New Wine From Old Bottles

Among the many pleasures of being an archivist is the pleasure of seeing the Archives used by an historian in an interesting and exceptional manner.  In my former job as Correspondence Archivist I was fortunate enough to have my finger on the pulse of history, as it were.  In assisting historians, I formed many connections and, in some cases, friendships.  On occasion those historians have shared with me articles based on their research at the State Archives of North Carolina – it is an unlooked-for surprise when such an item finds its way to my inbox, as recently happened.

Dr. Alan Watson at UNC Wilmington is one of these friends.  In fact, Dr. Watson has been a friend of the Department of Cultural Resources far longer than I have been with the Archives but it is my good fortune to have assisted him with various projects over my time at the Archives.  A colonial historian of note, Dr. Watson has a vast knowledge and keen interest in North Carolina history.  His interest has turned in recent years to, among many subjects, pewter.

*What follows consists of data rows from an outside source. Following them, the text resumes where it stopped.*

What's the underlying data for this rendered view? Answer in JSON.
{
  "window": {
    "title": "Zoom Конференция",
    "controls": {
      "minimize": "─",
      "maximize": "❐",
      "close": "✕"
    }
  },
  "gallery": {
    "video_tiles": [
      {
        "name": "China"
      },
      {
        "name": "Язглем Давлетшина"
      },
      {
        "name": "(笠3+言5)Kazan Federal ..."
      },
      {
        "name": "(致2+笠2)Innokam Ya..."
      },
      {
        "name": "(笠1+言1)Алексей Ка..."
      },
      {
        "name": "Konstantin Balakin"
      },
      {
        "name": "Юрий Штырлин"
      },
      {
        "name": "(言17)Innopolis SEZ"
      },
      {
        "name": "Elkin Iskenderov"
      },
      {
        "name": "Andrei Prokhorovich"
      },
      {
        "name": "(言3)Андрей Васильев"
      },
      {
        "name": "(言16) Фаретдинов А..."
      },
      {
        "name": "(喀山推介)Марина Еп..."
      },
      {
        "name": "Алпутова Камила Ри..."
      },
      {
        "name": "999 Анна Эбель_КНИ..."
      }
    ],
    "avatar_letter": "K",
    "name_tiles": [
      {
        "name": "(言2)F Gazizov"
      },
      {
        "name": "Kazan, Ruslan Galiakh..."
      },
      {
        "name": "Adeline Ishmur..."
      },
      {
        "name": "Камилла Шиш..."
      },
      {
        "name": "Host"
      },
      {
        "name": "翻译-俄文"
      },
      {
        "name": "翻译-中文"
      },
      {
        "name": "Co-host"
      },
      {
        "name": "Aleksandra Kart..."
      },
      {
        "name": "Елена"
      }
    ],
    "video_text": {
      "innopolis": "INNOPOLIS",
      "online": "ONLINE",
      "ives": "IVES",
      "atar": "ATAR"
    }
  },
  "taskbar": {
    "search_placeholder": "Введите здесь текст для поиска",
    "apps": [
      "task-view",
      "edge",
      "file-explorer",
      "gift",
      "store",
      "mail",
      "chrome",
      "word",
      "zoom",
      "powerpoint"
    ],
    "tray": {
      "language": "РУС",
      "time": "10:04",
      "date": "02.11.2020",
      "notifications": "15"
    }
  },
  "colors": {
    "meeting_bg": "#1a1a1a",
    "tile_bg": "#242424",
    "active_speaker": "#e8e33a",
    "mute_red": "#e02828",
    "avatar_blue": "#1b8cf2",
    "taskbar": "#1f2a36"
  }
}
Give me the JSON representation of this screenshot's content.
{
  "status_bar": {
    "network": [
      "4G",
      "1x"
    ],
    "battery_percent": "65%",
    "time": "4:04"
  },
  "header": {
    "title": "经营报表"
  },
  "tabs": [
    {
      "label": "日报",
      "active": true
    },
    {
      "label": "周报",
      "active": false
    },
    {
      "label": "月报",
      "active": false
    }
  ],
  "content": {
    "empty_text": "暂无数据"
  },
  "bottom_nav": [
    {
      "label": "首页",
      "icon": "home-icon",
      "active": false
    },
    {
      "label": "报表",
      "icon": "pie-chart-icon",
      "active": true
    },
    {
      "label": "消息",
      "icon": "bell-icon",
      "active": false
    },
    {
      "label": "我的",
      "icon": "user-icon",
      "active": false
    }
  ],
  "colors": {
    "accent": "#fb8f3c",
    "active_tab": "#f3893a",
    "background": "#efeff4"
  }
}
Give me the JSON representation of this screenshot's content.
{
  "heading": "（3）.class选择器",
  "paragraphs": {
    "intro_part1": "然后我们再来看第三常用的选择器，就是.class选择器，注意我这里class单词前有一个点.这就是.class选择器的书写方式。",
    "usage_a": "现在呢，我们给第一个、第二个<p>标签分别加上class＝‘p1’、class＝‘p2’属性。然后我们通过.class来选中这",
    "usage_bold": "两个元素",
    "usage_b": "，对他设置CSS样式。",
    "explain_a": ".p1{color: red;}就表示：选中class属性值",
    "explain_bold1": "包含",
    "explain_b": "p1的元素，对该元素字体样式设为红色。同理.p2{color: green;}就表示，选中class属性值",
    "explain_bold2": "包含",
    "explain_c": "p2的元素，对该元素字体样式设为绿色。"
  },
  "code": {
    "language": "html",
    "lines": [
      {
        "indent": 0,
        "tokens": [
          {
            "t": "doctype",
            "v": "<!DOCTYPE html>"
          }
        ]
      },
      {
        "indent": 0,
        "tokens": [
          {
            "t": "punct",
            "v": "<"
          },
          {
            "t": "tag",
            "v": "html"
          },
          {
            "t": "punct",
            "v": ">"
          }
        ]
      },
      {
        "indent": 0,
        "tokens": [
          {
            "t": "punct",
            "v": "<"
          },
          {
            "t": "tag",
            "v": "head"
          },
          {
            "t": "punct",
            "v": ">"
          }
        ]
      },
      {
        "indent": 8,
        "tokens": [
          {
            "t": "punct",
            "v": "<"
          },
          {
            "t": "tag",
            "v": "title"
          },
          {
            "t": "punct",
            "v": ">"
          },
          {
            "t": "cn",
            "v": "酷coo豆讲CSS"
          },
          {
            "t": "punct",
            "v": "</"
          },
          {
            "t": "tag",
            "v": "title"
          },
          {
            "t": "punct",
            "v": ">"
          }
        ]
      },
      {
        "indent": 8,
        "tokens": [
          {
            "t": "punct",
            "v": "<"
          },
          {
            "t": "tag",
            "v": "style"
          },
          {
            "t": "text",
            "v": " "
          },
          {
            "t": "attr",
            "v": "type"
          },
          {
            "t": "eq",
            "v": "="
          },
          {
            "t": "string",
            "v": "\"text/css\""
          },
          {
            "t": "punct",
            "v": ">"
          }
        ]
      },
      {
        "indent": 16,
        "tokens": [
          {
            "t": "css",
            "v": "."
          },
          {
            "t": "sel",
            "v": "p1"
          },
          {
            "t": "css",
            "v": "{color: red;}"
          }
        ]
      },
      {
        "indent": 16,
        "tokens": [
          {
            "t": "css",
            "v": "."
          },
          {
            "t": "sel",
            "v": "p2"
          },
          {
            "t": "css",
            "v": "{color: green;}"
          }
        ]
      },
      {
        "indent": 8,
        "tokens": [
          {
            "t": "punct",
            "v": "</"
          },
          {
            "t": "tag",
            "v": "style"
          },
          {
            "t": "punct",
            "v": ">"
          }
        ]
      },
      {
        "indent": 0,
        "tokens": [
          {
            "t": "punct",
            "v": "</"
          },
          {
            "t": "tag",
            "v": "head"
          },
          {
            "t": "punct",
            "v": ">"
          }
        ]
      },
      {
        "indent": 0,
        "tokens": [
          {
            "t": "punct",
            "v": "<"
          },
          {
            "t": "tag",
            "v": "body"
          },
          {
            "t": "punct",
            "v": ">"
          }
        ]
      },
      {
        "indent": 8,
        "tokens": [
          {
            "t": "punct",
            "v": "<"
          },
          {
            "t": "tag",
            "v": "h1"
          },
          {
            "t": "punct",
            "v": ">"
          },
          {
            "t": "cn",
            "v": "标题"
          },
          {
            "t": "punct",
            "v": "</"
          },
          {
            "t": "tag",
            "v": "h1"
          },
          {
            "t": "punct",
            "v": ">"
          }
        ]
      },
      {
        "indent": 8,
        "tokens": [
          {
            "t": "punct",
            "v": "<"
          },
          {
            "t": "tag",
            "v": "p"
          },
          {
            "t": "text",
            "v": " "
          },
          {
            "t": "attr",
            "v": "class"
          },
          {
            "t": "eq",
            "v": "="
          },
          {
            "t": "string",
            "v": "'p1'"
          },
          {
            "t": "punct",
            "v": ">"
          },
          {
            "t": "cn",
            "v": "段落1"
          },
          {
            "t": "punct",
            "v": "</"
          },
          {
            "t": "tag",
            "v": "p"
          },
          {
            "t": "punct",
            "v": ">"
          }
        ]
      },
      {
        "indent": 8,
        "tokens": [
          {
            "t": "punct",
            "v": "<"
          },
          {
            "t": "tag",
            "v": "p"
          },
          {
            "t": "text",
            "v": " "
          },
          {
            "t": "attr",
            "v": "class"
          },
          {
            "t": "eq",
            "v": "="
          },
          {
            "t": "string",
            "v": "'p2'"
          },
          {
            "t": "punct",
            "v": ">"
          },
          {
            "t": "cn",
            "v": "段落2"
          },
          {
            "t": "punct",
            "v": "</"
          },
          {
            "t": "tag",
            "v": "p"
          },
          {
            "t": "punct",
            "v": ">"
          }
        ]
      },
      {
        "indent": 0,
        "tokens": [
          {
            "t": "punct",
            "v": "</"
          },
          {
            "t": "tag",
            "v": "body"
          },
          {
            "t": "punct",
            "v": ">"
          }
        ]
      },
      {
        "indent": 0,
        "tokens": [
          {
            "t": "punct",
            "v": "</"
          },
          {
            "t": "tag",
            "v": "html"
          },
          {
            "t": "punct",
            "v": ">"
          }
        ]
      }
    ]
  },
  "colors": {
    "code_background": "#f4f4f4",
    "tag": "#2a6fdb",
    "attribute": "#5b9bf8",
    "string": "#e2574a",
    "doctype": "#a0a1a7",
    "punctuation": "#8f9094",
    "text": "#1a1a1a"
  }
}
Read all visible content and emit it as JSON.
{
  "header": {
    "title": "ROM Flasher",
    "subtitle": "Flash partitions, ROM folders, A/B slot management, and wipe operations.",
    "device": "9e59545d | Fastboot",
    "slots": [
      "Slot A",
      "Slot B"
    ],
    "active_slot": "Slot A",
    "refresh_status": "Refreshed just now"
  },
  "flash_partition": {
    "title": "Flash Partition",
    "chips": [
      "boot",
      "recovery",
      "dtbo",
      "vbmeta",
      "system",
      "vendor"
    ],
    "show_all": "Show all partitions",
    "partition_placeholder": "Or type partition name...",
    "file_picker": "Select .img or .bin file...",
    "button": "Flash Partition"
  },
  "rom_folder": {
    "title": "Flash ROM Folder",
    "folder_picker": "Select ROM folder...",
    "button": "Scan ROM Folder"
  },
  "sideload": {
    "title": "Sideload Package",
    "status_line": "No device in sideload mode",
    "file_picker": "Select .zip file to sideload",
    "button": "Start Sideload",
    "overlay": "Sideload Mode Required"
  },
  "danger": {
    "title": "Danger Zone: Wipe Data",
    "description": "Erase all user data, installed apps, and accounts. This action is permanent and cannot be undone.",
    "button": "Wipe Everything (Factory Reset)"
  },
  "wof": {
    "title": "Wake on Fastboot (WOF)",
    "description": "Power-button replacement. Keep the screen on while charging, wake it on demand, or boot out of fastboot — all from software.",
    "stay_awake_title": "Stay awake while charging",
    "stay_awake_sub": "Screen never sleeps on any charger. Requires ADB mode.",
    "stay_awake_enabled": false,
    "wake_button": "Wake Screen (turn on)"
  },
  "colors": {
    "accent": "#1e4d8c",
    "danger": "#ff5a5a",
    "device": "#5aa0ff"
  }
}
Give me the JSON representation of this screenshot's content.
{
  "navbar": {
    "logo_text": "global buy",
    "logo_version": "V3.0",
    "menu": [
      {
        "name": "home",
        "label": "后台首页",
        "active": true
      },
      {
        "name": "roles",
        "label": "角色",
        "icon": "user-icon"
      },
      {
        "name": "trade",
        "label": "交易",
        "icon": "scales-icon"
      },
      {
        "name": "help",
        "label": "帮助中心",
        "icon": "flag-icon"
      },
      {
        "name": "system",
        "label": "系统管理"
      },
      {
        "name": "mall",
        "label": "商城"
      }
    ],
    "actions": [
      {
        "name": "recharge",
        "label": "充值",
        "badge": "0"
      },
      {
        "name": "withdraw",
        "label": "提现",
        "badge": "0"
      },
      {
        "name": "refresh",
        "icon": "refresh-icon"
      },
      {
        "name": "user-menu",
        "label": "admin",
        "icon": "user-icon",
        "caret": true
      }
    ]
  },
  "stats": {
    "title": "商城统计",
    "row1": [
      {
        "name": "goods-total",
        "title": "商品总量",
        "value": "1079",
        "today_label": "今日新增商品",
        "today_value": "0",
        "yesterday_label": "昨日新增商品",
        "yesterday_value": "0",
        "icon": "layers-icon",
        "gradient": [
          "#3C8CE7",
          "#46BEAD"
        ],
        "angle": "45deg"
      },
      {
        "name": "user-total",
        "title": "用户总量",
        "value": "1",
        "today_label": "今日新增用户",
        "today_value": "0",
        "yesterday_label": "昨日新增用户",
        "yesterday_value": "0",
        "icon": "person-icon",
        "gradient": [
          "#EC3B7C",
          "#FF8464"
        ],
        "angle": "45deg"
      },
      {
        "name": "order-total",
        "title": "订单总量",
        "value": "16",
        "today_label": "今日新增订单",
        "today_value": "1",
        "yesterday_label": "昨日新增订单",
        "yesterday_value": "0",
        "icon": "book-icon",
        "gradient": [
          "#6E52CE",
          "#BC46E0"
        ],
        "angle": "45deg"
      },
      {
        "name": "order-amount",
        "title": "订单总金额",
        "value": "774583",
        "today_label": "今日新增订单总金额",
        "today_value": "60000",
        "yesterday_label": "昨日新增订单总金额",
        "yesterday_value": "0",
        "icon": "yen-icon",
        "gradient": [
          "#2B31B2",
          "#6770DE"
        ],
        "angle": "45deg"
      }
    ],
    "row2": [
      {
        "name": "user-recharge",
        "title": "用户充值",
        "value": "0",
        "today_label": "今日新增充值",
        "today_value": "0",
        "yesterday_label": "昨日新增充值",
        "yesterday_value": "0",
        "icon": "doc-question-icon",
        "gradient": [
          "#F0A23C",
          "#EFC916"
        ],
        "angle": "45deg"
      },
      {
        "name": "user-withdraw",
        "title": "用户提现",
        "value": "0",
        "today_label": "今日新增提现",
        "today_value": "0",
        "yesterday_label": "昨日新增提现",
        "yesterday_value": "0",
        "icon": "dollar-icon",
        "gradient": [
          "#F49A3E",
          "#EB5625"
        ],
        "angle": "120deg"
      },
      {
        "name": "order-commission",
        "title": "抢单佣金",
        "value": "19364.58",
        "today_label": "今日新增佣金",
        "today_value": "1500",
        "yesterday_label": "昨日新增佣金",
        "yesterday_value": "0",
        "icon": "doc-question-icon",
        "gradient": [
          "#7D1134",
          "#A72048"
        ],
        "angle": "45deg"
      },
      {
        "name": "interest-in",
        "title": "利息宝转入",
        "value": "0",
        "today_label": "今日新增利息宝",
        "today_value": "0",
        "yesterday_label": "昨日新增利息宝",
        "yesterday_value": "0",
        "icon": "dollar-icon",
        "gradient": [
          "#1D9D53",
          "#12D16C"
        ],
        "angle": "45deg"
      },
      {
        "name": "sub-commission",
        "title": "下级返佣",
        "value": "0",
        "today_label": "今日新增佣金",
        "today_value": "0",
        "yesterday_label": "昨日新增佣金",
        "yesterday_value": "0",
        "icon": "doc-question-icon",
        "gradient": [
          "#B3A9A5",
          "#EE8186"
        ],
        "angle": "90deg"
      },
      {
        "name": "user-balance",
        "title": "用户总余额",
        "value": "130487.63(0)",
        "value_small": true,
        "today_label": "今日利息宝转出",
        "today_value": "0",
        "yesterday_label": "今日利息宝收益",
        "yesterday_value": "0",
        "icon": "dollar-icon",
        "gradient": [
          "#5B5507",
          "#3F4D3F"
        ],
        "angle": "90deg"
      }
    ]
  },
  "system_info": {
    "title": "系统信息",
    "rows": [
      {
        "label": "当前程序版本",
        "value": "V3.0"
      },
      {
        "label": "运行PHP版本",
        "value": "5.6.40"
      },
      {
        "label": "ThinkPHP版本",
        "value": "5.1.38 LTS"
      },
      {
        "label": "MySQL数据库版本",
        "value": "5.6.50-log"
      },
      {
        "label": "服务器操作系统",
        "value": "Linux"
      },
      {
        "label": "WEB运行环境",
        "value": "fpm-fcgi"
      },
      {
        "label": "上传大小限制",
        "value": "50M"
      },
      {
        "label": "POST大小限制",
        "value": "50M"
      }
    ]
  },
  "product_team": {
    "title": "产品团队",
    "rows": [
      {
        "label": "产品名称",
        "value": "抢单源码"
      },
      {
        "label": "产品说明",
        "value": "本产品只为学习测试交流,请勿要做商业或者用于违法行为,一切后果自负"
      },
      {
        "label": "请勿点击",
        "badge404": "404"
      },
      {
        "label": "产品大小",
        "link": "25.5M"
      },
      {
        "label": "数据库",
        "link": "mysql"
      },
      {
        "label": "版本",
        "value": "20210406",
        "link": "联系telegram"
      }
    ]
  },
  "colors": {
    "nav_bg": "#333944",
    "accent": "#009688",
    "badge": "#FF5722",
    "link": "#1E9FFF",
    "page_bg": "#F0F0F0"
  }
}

Thus it was that I received a wonderful article in the mail from Dr. Watson on the topic of pewter in colonial North Carolina.  Beyond being a well-crafted article, it also takes everyday items from the Archives’ collections and scrutinizes the items in a new way.  Dr. Watson uses the various archival record series of wills, estates, and inventories of wills and estates to examine pewter in colonial North Carolina.

Granted identifying a particular item such as pewter ware is, perhaps, not exciting but it is an interesting concept.  Other items come to mind that are also interesting to find in probate records – guns and books, for example.  My personal favorite is when you find a testator who being angry (one presumes) with their legal heirs leaves those heirs only “a personality.”  It is not that Dr. Watson combed records for mention of pewter ware that is exciting but rather how he placed pewter in the context of colonial North Carolina.

Examining the penetration of pewter into colonial North Carolina by checking records from counties of three regions (upper [Edgecombe County] and lower [New Hanover] coastal and what was then western [Orange County]) Dr. Watson exposed colonial North Carolina’s ties to the Atlantic World diaspora and trade.  He mentioned routes of both water-born and land trade.  Dr. Watson then layered the British mercantile system over the Atlantic World connections, examining how pewter represented the economic engine that made the colonies a raw goods supplier of Britain as well as a market for British finished goods. You can see then how such an article caught my attention.  Dr. Watson, however, was not finished.  Using a thesis of historian Timothy H. Breen, Watson relates how such an economic system built a shared experience among the British colonies and gave the colonists a foundation of common experience that would eventually unite them in protest of such policies. Suddenly we are shifted from finding pewter in probate records to discussing British colonial policy and Revolutionary era American colonial motivations! What a pleasure to see a record series examined in such an interesting way.

Alan Watson, “The Prevalence of Pewter as Tableware in North Carolina before the American Revolution,” The Pewter Collectors’ Club of America Inc., the Bulletin, Winter 2012, Vol. 14, No. 8